Page and application data records:
______________________________

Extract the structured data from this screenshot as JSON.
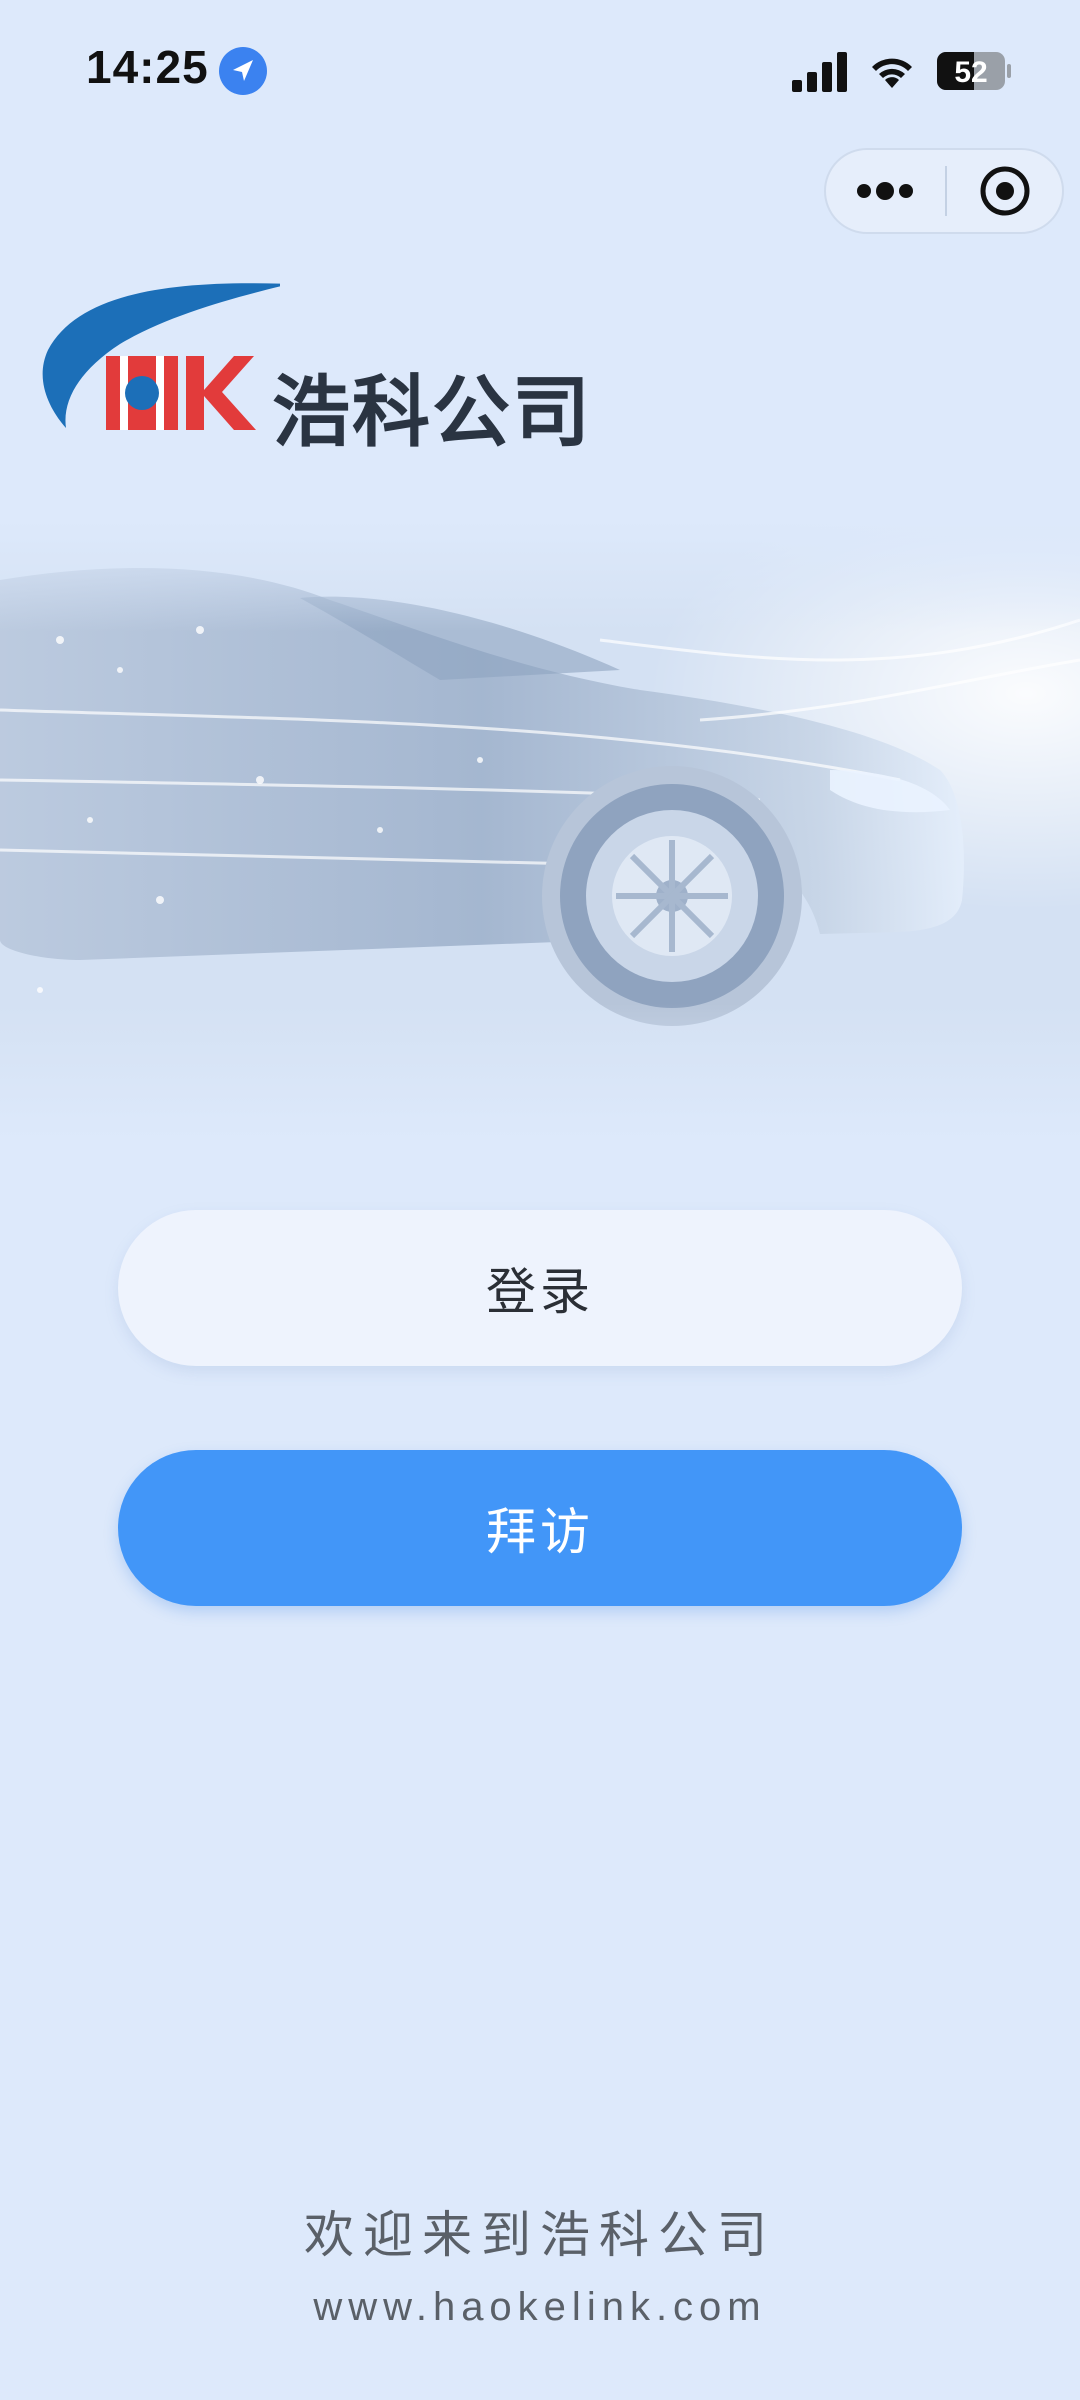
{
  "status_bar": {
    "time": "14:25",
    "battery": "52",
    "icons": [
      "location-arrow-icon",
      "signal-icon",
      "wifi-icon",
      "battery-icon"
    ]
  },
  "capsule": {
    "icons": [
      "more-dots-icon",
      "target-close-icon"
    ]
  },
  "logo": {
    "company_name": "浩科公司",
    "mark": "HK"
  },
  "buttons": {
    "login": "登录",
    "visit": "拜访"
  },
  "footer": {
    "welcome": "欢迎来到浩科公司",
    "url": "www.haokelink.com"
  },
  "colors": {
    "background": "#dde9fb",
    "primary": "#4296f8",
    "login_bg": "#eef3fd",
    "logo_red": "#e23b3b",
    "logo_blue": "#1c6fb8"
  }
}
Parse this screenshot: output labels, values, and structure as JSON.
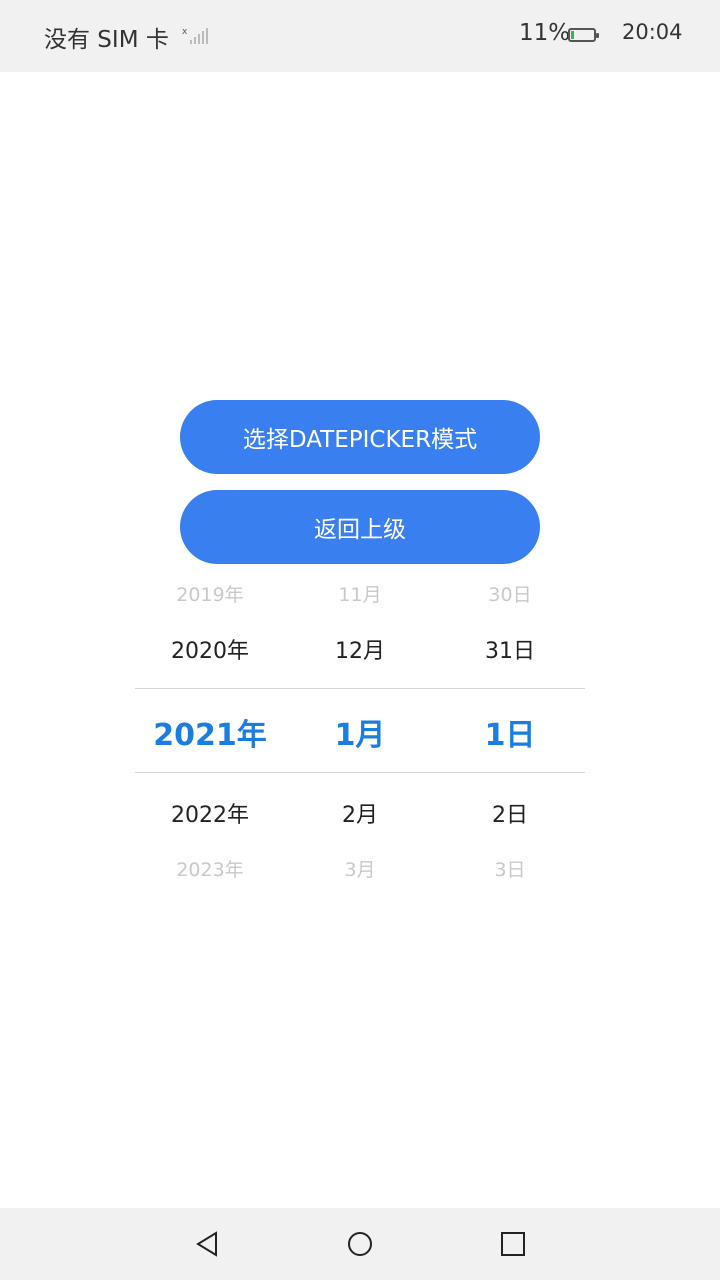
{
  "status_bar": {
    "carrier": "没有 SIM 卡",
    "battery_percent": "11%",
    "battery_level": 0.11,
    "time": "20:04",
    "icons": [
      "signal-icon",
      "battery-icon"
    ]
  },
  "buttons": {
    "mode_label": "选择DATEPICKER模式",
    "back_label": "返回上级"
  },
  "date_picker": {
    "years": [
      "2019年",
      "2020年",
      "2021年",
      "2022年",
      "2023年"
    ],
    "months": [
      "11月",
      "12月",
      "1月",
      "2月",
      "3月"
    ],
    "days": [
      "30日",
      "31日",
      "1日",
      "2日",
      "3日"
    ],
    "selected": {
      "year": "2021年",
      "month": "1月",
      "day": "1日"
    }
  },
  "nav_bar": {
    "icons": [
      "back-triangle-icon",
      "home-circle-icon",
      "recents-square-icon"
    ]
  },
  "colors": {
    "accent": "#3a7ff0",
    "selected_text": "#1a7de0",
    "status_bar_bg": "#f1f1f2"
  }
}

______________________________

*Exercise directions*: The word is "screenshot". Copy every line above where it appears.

*Solution below*:
Extract the structured data from this screenshot as JSON.
Parse this screenshot: output labels, values, and structure as JSON.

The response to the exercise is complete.